**Task details:**
Each line below with the word "Override" needs to be copied.

[Element data from apps and pages]
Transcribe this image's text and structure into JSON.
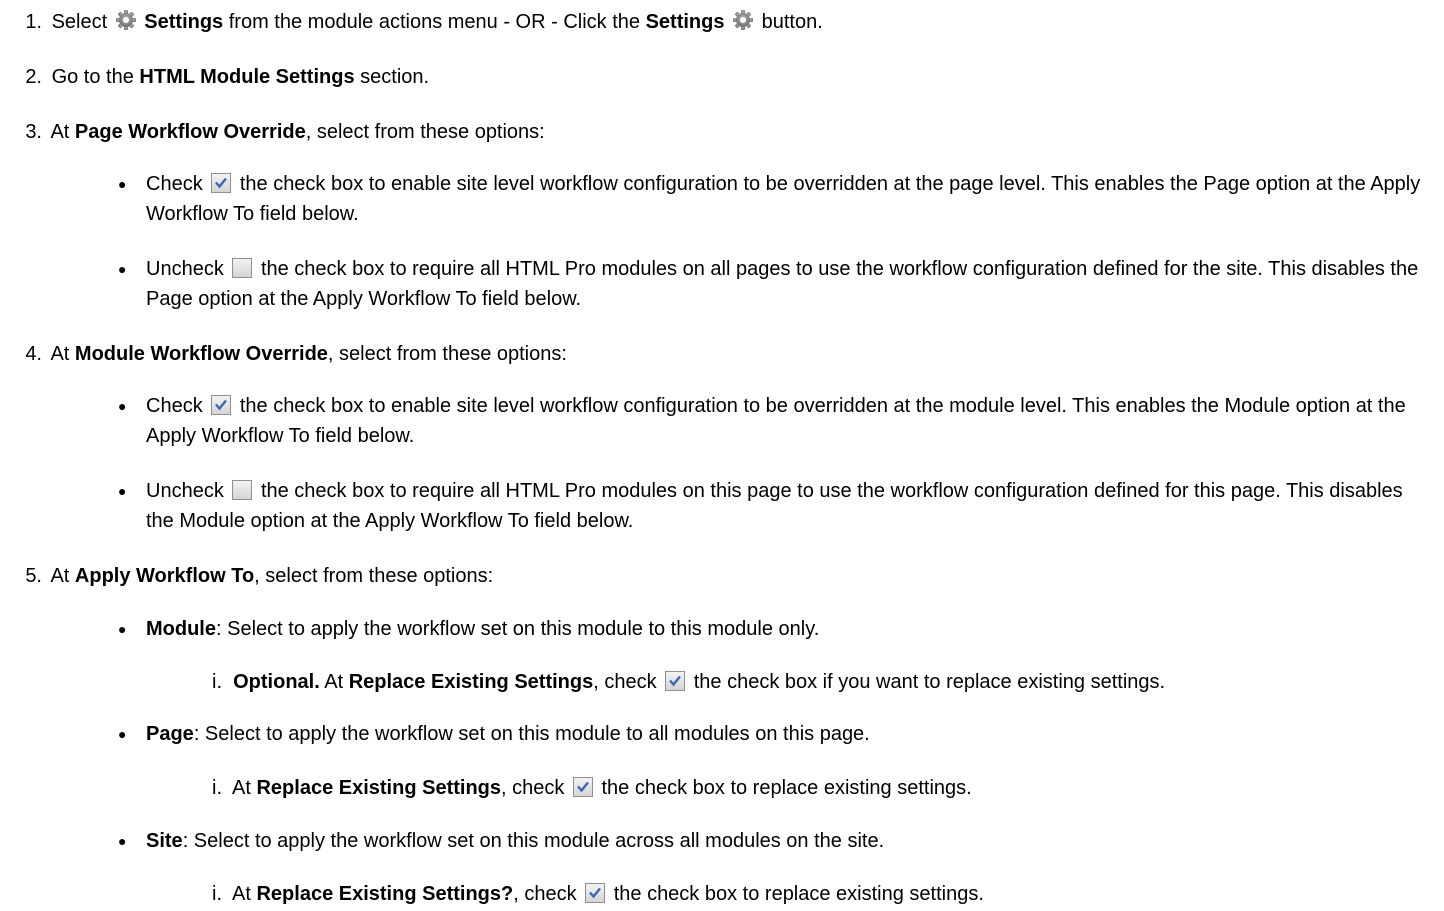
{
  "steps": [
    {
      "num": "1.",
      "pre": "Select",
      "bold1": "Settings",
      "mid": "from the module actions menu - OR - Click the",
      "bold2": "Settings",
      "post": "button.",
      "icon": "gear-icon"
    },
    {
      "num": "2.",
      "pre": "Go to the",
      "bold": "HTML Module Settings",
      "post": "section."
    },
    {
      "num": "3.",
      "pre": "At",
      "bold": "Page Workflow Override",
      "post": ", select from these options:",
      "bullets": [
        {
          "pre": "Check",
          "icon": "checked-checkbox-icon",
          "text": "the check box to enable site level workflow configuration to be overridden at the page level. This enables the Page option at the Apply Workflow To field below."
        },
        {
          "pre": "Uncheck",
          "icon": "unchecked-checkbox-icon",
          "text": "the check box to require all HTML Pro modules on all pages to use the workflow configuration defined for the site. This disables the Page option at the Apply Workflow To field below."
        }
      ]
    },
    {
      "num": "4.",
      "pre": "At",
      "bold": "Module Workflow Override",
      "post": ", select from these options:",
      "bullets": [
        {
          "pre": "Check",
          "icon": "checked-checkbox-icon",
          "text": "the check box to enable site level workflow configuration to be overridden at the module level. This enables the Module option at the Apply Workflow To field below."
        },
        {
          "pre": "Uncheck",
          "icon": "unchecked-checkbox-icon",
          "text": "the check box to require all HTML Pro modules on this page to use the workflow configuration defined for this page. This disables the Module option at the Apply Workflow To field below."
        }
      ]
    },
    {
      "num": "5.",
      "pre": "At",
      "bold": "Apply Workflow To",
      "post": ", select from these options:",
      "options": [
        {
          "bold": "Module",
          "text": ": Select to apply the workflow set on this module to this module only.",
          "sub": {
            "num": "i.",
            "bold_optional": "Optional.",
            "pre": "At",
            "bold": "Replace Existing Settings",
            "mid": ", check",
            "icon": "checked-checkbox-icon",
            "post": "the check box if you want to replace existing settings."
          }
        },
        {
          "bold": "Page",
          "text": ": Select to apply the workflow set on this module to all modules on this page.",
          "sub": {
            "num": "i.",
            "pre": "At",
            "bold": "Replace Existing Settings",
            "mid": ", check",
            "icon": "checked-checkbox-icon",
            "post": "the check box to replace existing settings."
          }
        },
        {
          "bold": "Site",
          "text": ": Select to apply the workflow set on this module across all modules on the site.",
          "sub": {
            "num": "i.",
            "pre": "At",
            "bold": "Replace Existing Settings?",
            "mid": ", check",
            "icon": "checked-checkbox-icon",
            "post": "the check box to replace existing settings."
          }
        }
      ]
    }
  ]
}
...
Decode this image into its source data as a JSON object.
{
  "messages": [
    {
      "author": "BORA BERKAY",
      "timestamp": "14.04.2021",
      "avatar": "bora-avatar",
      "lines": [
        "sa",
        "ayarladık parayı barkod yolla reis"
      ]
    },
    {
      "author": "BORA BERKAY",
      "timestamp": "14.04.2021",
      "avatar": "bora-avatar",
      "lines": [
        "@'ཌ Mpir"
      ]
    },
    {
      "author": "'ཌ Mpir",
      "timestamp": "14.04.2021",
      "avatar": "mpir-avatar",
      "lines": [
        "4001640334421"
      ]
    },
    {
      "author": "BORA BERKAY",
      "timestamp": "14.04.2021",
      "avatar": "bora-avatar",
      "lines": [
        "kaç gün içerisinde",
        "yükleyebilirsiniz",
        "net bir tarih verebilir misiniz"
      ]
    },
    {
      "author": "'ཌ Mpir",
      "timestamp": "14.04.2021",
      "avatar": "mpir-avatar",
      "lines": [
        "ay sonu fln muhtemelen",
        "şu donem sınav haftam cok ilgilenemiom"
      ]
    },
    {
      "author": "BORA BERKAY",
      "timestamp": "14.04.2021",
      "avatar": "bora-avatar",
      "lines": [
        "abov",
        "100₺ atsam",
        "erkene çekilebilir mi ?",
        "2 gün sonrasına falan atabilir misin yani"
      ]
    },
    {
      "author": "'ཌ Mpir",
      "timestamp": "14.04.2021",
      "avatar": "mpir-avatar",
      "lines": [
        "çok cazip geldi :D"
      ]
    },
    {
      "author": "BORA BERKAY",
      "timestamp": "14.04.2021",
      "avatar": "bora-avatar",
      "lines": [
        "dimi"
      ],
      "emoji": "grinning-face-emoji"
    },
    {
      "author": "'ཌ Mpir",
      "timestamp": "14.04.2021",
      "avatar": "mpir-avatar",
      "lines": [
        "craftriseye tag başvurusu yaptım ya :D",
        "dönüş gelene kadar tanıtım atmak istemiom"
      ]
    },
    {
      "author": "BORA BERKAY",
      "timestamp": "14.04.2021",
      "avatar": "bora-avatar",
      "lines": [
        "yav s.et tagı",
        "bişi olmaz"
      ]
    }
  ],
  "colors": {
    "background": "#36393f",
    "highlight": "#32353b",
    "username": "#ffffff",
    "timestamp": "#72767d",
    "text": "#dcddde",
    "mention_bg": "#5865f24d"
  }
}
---
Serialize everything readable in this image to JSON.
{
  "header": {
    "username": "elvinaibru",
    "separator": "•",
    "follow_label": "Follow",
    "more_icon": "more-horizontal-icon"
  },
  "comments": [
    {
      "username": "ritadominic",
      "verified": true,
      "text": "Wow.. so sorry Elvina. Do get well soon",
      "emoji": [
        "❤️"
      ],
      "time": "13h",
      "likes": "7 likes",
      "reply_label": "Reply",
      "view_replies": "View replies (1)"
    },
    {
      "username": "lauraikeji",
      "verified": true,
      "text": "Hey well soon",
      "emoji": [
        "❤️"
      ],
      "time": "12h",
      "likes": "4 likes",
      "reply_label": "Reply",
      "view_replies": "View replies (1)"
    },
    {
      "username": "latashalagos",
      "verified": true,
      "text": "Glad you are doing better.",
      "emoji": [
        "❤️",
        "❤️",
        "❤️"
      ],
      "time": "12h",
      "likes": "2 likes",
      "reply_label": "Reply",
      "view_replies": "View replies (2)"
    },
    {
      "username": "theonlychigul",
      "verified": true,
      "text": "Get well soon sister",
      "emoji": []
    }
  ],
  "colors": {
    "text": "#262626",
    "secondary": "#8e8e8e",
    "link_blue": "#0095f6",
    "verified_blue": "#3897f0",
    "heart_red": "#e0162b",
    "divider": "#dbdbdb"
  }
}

**Solution to the problem:**
      "bold": "Page Workflow Override",
      "bold": "Module Workflow Override",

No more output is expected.